Almost as many people hate watching golf on television as hate snooker, but nearly every- one has dabbled on the greens at one time or another - and all of us have made complete fools of our- selves when the ball dribbles off towards the right for approximately four feet. It looks dead simple - just bash the ball as hard as you can towards the green - but you usually end up digging up most of the fairway when you miss the ball completely. lt's all a little bit simpler with Microprose Golf.
Golf attempts to be the ultimate simulator. There are 11 sorts of game, ranging from Skins (where you play each hole for money) and Tournament (the standard 18, 36 or 72 hole game) to Threeball and Head-to-Head. Some of these are only accessible to players with no handicap, so just as in real life you need to win plenty of tournaments before you can play against the pros. Up to four people can play, including eight ranked computer opponents with customisable playing styles - if you're awful at putting for instance, you can make your opponent even worse.
Instead of showing you the ball and the green and expecting you to get the one on to the other by any means possible, the game gives you the option of changing every fine detail to polish up your shot.

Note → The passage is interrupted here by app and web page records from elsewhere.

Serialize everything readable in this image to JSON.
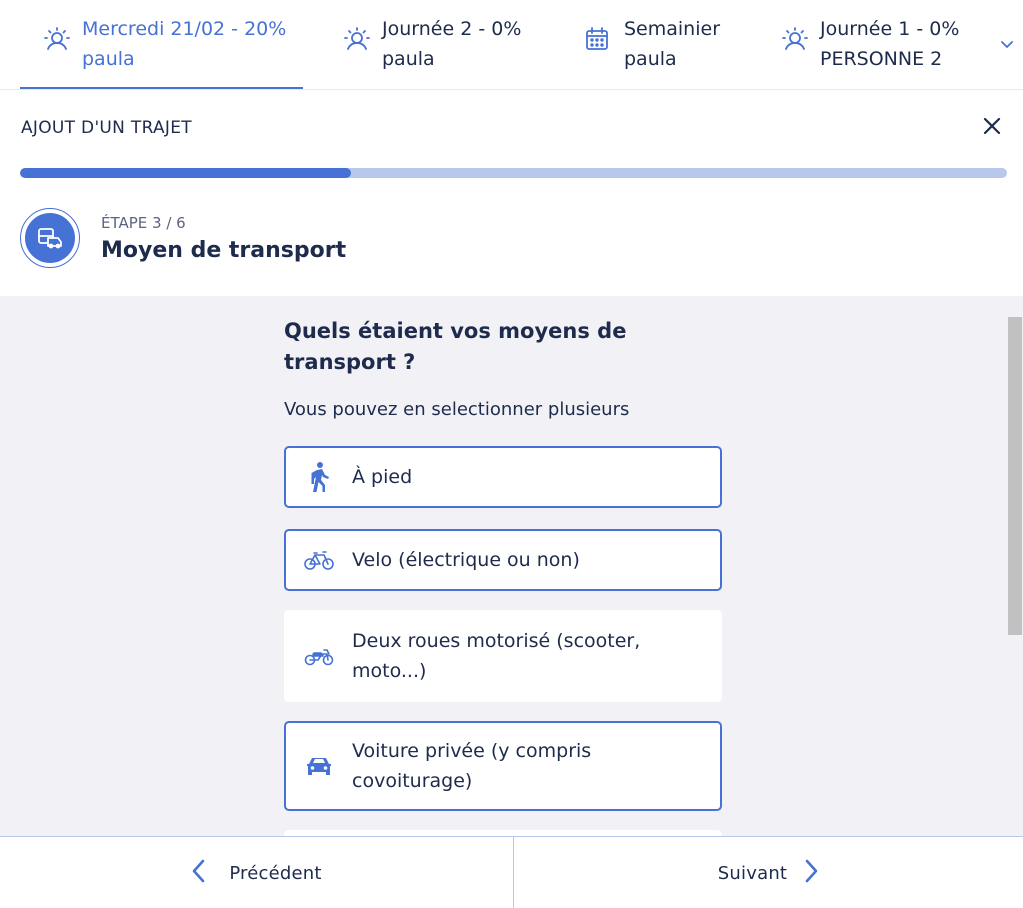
{
  "tabs": [
    {
      "line1": "Mercredi 21/02 - 20%",
      "line2": "paula",
      "icon": "sun-person-icon",
      "active": true
    },
    {
      "line1": "Journée 2 - 0%",
      "line2": "paula",
      "icon": "sun-person-icon",
      "active": false
    },
    {
      "line1": "Semainier",
      "line2": "paula",
      "icon": "calendar-icon",
      "active": false
    },
    {
      "line1": "Journée 1 - 0%",
      "line2": "PERSONNE 2",
      "icon": "sun-person-icon",
      "active": false
    }
  ],
  "header": {
    "title": "AJOUT D'UN TRAJET",
    "close_icon": "close-icon"
  },
  "progress": {
    "fraction": 0.335
  },
  "step": {
    "number": "ÉTAPE 3 / 6",
    "title": "Moyen de transport",
    "icon": "bus-car-icon"
  },
  "question": {
    "title": "Quels étaient vos moyens de transport ?",
    "hint": "Vous pouvez en selectionner plusieurs"
  },
  "options": [
    {
      "label": "À pied",
      "icon": "walking-person-icon",
      "selected": true
    },
    {
      "label": "Velo (électrique ou non)",
      "icon": "bicycle-icon",
      "selected": true
    },
    {
      "label": "Deux roues motorisé (scooter, moto...)",
      "icon": "motorcycle-icon",
      "selected": false
    },
    {
      "label": "Voiture privée (y compris covoiturage)",
      "icon": "car-icon",
      "selected": true
    }
  ],
  "footer": {
    "prev_label": "Précédent",
    "next_label": "Suivant"
  },
  "colors": {
    "accent": "#4671d5",
    "text": "#1e2b4d",
    "panel_bg": "#f2f2f6",
    "progress_track": "#b8c8ec"
  }
}
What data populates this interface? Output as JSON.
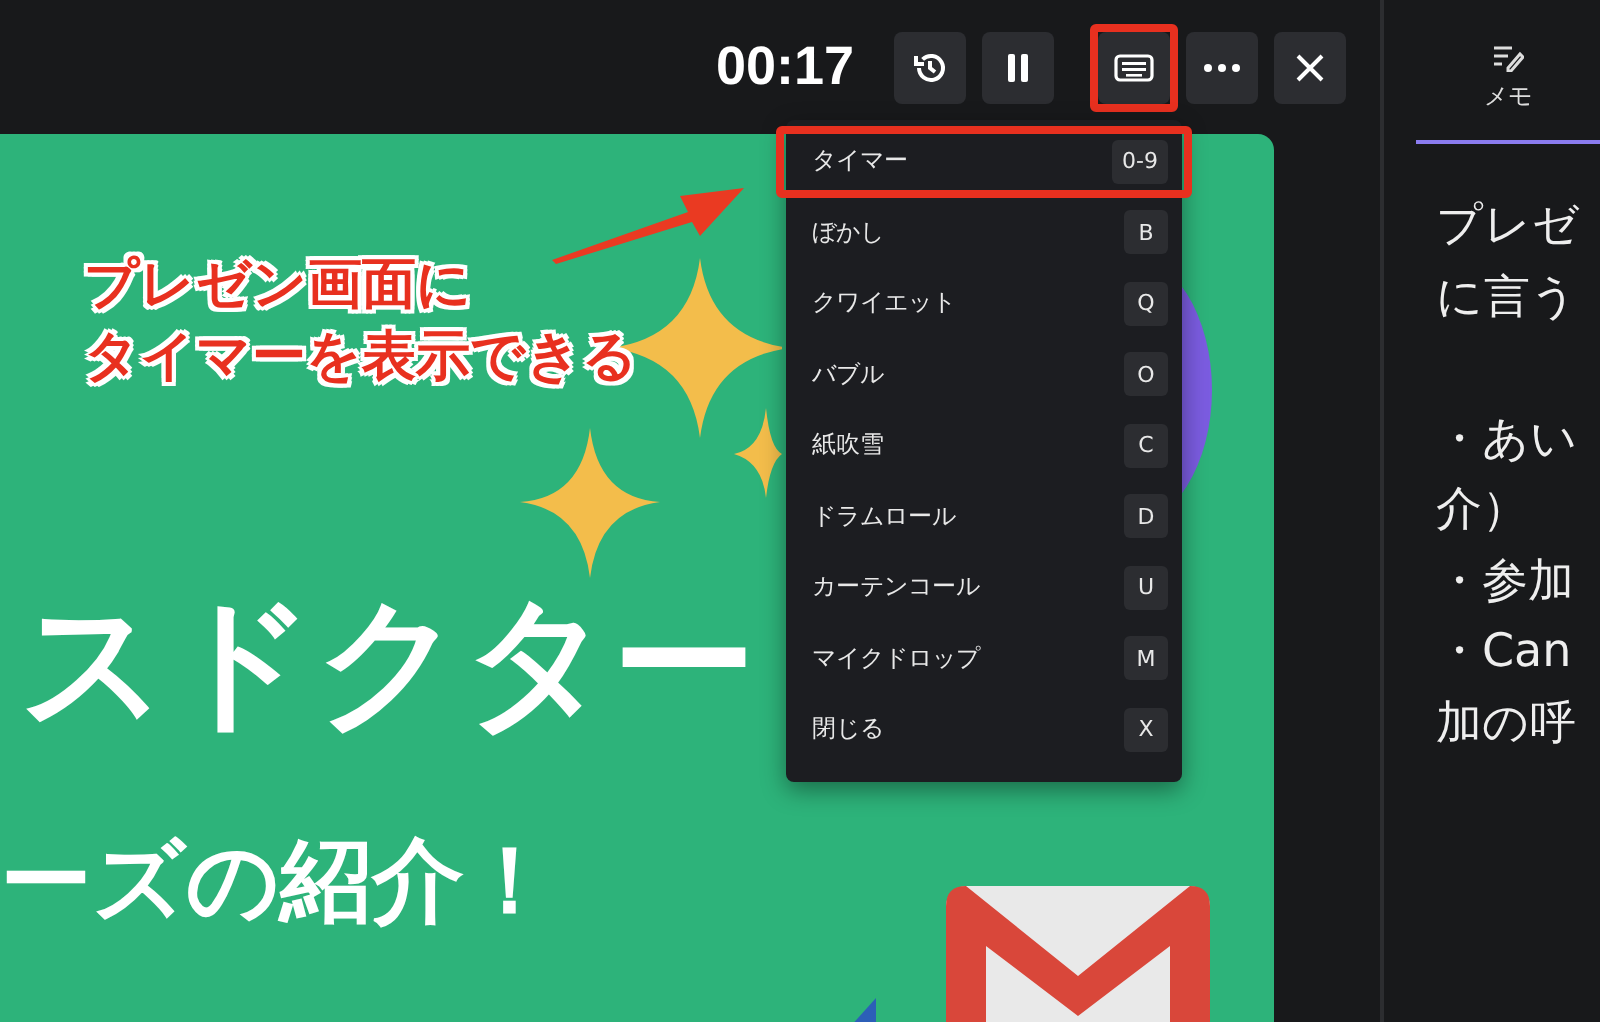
{
  "toolbar": {
    "timer": "00:17",
    "buttons": [
      {
        "kind": "history",
        "highlighted": false
      },
      {
        "kind": "pause",
        "highlighted": false
      },
      {
        "kind": "keyboard",
        "highlighted": true
      },
      {
        "kind": "more",
        "highlighted": false
      },
      {
        "kind": "close",
        "highlighted": false
      }
    ]
  },
  "side_panel": {
    "tab": {
      "label": "メモ",
      "selected": true
    },
    "notes": [
      {
        "text": "プレゼ",
        "new_paragraph": false
      },
      {
        "text": "に言う",
        "new_paragraph": false
      },
      {
        "text": "・あい",
        "new_paragraph": true
      },
      {
        "text": "介）",
        "new_paragraph": false
      },
      {
        "text": "・参加",
        "new_paragraph": false
      },
      {
        "text": "・Can",
        "new_paragraph": false
      },
      {
        "text": "加の呼",
        "new_paragraph": false
      }
    ]
  },
  "slide": {
    "title": "スドクター",
    "subtitle": "ーズの紹介！"
  },
  "shortcut_menu": {
    "items": [
      {
        "label": "タイマー",
        "key": "0-9",
        "highlighted": true
      },
      {
        "label": "ぼかし",
        "key": "B",
        "highlighted": false
      },
      {
        "label": "クワイエット",
        "key": "Q",
        "highlighted": false
      },
      {
        "label": "バブル",
        "key": "O",
        "highlighted": false
      },
      {
        "label": "紙吹雪",
        "key": "C",
        "highlighted": false
      },
      {
        "label": "ドラムロール",
        "key": "D",
        "highlighted": false
      },
      {
        "label": "カーテンコール",
        "key": "U",
        "highlighted": false
      },
      {
        "label": "マイクドロップ",
        "key": "M",
        "highlighted": false
      },
      {
        "label": "閉じる",
        "key": "X",
        "highlighted": false
      }
    ]
  },
  "annotation": {
    "lines": [
      "プレゼン画面に",
      "タイマーを表示できる"
    ]
  }
}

If you think the default club isn't suitable, change it. Tee heights and even the way you stand affect a shot in real golf, and the same applies here. And all the time you must allow for the wind blowing your ball off course.

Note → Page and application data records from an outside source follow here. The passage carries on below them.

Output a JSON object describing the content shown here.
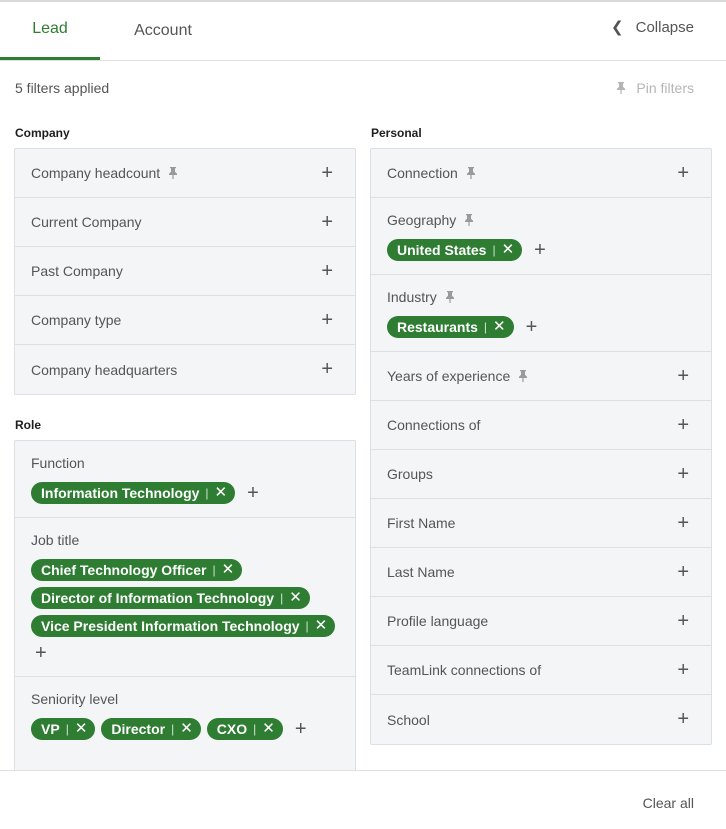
{
  "tabs": {
    "lead": "Lead",
    "account": "Account",
    "collapse": "Collapse"
  },
  "summary": "5 filters applied",
  "pin_filters": "Pin filters",
  "accent_color": "#2e7d32",
  "sections": {
    "company": "Company",
    "role": "Role",
    "personal": "Personal"
  },
  "company": {
    "headcount": "Company headcount",
    "current": "Current Company",
    "past": "Past Company",
    "type": "Company type",
    "hq": "Company headquarters"
  },
  "role": {
    "function": {
      "label": "Function",
      "chips": [
        "Information Technology"
      ]
    },
    "job_title": {
      "label": "Job title",
      "chips": [
        "Chief Technology Officer",
        "Director of Information Technology",
        "Vice President Information Technology"
      ]
    },
    "seniority": {
      "label": "Seniority level",
      "chips": [
        "VP",
        "Director",
        "CXO"
      ]
    }
  },
  "personal": {
    "connection": "Connection",
    "geography": {
      "label": "Geography",
      "chips": [
        "United States"
      ]
    },
    "industry": {
      "label": "Industry",
      "chips": [
        "Restaurants"
      ]
    },
    "years": "Years of experience",
    "connections_of": "Connections of",
    "groups": "Groups",
    "first_name": "First Name",
    "last_name": "Last Name",
    "profile_language": "Profile language",
    "teamlink": "TeamLink connections of",
    "school": "School"
  },
  "icons": {
    "plus": "+",
    "close": "✕",
    "chevron": "❮",
    "pin": "pin-icon"
  },
  "footer": {
    "clear_all": "Clear all"
  }
}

The graphics certainly pass ''good'' and could almost be described as ''stunning.'' The fairways are covered with contours and show very clearly the changing ground height, particularly when the ''camera'' is following the ball across rolling hills and rivers. A Replay option enables you to view each shot from several camera angled and save the most impressive straight to a disk. Because all the courses - and the objects on them, excluding the player - are actual 3D objects, they can be viewed from any angle without needing sprites for each view, giving you some very realistic vistas.
There is, of course, a problem with this non-sprite-based approach: the objects, especially the trees, don't have all the detail they could - since they're constructed of polygons the little detail there is in the trees only appears when the ball stops moving. One other minor graphical gripe is that the golfer sprite is a little shoddy and badly animated, as if it has been added as an afterthought. The ball moves and bounces just as you would expect it to, though.
Surprisingly for a game with very little audio potential, effective samples have been used throughout - the thwack of the club meeting the ball, a splosh when you land in water and the swish of branches when you hit a tree.
VERDICT: There's very little to find fault with in Microprose Golf - so here's the very little. First, six courses seems like plenty to begin with but you soon need more. Further data disks are doubtless planned, possibly with some simulations of real courses. Second, £35 is a lot of money for a game. Unfortunately it seems increasingly to be the case that you have to pay "pre- mium'' prices for good games.
These reservations aside, Golf is a real gem. It easily takes the award for best golf sim for the ST - there's just nothing to touch it for detail, ease of use and impressive graphics. Most of all, it's fun - a feature which could easily have been lost amid the wealth of detail.
If you have even a slight passing interest in golf get this and you'll be addicted for weeks. All told, it's better than the real thing - you don't have to leave your chair for this. (There! Not a golfing pun in sight.)